TO DO: Copy out the listing below, keeping every character as is.

** Opening LISTED RECORDS block **

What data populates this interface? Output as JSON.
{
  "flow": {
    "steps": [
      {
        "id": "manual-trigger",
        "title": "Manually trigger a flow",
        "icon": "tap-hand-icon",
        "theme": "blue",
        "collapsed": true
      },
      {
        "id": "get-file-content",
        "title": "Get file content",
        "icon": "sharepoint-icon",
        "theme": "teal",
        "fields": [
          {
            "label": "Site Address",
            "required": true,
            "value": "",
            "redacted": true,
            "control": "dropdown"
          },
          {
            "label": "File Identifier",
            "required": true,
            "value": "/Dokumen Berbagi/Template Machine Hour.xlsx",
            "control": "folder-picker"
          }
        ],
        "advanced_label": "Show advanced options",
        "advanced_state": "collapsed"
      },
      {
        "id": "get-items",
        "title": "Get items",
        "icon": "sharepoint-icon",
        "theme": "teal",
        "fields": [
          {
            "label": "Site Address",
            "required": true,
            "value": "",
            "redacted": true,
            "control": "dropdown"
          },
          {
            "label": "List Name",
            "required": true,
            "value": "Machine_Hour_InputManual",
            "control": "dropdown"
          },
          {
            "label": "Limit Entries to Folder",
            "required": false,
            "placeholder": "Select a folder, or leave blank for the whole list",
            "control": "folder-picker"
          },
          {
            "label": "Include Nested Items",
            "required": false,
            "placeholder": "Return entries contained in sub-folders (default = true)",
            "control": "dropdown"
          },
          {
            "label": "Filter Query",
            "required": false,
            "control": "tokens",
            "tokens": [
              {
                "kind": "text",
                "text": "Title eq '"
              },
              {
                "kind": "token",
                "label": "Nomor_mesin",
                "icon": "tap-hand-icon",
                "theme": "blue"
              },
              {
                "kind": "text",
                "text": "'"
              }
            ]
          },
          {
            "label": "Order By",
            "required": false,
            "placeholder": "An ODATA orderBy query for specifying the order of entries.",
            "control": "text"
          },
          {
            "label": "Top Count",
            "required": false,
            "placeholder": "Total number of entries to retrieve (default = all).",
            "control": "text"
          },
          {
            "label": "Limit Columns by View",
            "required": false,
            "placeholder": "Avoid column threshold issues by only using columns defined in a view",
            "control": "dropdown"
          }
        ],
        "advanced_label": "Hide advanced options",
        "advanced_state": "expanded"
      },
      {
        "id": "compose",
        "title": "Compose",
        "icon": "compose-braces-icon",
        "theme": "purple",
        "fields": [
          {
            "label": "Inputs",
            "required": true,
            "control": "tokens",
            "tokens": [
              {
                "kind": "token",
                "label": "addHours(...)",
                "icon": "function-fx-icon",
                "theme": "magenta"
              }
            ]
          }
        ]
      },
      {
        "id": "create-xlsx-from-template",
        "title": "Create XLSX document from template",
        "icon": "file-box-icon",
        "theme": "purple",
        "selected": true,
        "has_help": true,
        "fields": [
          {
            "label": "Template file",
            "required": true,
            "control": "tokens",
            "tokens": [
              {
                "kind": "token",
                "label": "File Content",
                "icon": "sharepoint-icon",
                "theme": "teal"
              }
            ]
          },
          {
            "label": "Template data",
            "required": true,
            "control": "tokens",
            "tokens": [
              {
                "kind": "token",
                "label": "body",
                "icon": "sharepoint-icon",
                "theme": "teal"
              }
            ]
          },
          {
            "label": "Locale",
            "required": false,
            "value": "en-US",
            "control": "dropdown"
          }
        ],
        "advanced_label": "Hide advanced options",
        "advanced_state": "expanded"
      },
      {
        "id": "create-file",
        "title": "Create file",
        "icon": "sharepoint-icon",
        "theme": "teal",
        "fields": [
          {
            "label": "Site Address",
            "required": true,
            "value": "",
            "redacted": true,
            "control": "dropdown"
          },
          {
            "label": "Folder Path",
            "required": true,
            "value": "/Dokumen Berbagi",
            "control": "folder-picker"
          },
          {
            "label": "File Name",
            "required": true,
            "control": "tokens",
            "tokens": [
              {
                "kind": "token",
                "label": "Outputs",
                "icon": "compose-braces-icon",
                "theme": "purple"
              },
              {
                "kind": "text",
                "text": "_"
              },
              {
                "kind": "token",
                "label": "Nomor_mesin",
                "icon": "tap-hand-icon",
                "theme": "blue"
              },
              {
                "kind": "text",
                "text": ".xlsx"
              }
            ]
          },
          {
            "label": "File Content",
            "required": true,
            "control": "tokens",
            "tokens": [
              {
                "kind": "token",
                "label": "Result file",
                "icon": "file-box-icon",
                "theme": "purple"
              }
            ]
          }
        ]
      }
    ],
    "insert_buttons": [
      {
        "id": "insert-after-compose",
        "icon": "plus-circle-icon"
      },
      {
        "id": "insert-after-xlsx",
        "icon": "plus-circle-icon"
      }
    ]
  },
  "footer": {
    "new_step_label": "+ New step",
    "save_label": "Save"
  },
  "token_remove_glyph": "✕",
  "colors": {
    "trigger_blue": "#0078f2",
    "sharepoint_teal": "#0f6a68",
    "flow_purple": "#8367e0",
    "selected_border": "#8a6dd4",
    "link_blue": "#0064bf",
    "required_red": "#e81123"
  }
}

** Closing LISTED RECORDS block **

RESPONSE FOR THIS EXERCISE:
What data populates this interface? Output as JSON.
{
  "flow": {
    "steps": [
      {
        "id": "manual-trigger",
        "title": "Manually trigger a flow",
        "icon": "tap-hand-icon",
        "theme": "blue",
        "collapsed": true
      },
      {
        "id": "get-file-content",
        "title": "Get file content",
        "icon": "sharepoint-icon",
        "theme": "teal",
        "fields": [
          {
            "label": "Site Address",
            "required": true,
            "value": "",
            "redacted": true,
            "control": "dropdown"
          },
          {
            "label": "File Identifier",
            "required": true,
            "value": "/Dokumen Berbagi/Template Machine Hour.xlsx",
            "control": "folder-picker"
          }
        ],
        "advanced_label": "Show advanced options",
        "advanced_state": "collapsed"
      },
      {
        "id": "get-items",
        "title": "Get items",
        "icon": "sharepoint-icon",
        "theme": "teal",
        "fields": [
          {
            "label": "Site Address",
            "required": true,
            "value": "",
            "redacted": true,
            "control": "dropdown"
          },
          {
            "label": "List Name",
            "required": true,
            "value": "Machine_Hour_InputManual",
            "control": "dropdown"
          },
          {
            "label": "Limit Entries to Folder",
            "required": false,
            "placeholder": "Select a folder, or leave blank for the whole list",
            "control": "folder-picker"
          },
          {
            "label": "Include Nested Items",
            "required": false,
            "placeholder": "Return entries contained in sub-folders (default = true)",
            "control": "dropdown"
          },
          {
            "label": "Filter Query",
            "required": false,
            "control": "tokens",
            "tokens": [
              {
                "kind": "text",
                "text": "Title eq '"
              },
              {
                "kind": "token",
                "label": "Nomor_mesin",
                "icon": "tap-hand-icon",
                "theme": "blue"
              },
              {
                "kind": "text",
                "text": "'"
              }
            ]
          },
          {
            "label": "Order By",
            "required": false,
            "placeholder": "An ODATA orderBy query for specifying the order of entries.",
            "control": "text"
          },
          {
            "label": "Top Count",
            "required": false,
            "placeholder": "Total number of entries to retrieve (default = all).",
            "control": "text"
          },
          {
            "label": "Limit Columns by View",
            "required": false,
            "placeholder": "Avoid column threshold issues by only using columns defined in a view",
            "control": "dropdown"
          }
        ],
        "advanced_label": "Hide advanced options",
        "advanced_state": "expanded"
      },
      {
        "id": "compose",
        "title": "Compose",
        "icon": "compose-braces-icon",
        "theme": "purple",
        "fields": [
          {
            "label": "Inputs",
            "required": true,
            "control": "tokens",
            "tokens": [
              {
                "kind": "token",
                "label": "addHours(...)",
                "icon": "function-fx-icon",
                "theme": "magenta"
              }
            ]
          }
        ]
      },
      {
        "id": "create-xlsx-from-template",
        "title": "Create XLSX document from template",
        "icon": "file-box-icon",
        "theme": "purple",
        "selected": true,
        "has_help": true,
        "fields": [
          {
            "label": "Template file",
            "required": true,
            "control": "tokens",
            "tokens": [
              {
                "kind": "token",
                "label": "File Content",
                "icon": "sharepoint-icon",
                "theme": "teal"
              }
            ]
          },
          {
            "label": "Template data",
            "required": true,
            "control": "tokens",
            "tokens": [
              {
                "kind": "token",
                "label": "body",
                "icon": "sharepoint-icon",
                "theme": "teal"
              }
            ]
          },
          {
            "label": "Locale",
            "required": false,
            "value": "en-US",
            "control": "dropdown"
          }
        ],
        "advanced_label": "Hide advanced options",
        "advanced_state": "expanded"
      },
      {
        "id": "create-file",
        "title": "Create file",
        "icon": "sharepoint-icon",
        "theme": "teal",
        "fields": [
          {
            "label": "Site Address",
            "required": true,
            "value": "",
            "redacted": true,
            "control": "dropdown"
          },
          {
            "label": "Folder Path",
            "required": true,
            "value": "/Dokumen Berbagi",
            "control": "folder-picker"
          },
          {
            "label": "File Name",
            "required": true,
            "control": "tokens",
            "tokens": [
              {
                "kind": "token",
                "label": "Outputs",
                "icon": "compose-braces-icon",
                "theme": "purple"
              },
              {
                "kind": "text",
                "text": "_"
              },
              {
                "kind": "token",
                "label": "Nomor_mesin",
                "icon": "tap-hand-icon",
                "theme": "blue"
              },
              {
                "kind": "text",
                "text": ".xlsx"
              }
            ]
          },
          {
            "label": "File Content",
            "required": true,
            "control": "tokens",
            "tokens": [
              {
                "kind": "token",
                "label": "Result file",
                "icon": "file-box-icon",
                "theme": "purple"
              }
            ]
          }
        ]
      }
    ],
    "insert_buttons": [
      {
        "id": "insert-after-compose",
        "icon": "plus-circle-icon"
      },
      {
        "id": "insert-after-xlsx",
        "icon": "plus-circle-icon"
      }
    ]
  },
  "footer": {
    "new_step_label": "+ New step",
    "save_label": "Save"
  },
  "token_remove_glyph": "✕",
  "colors": {
    "trigger_blue": "#0078f2",
    "sharepoint_teal": "#0f6a68",
    "flow_purple": "#8367e0",
    "selected_border": "#8a6dd4",
    "link_blue": "#0064bf",
    "required_red": "#e81123"
  }
}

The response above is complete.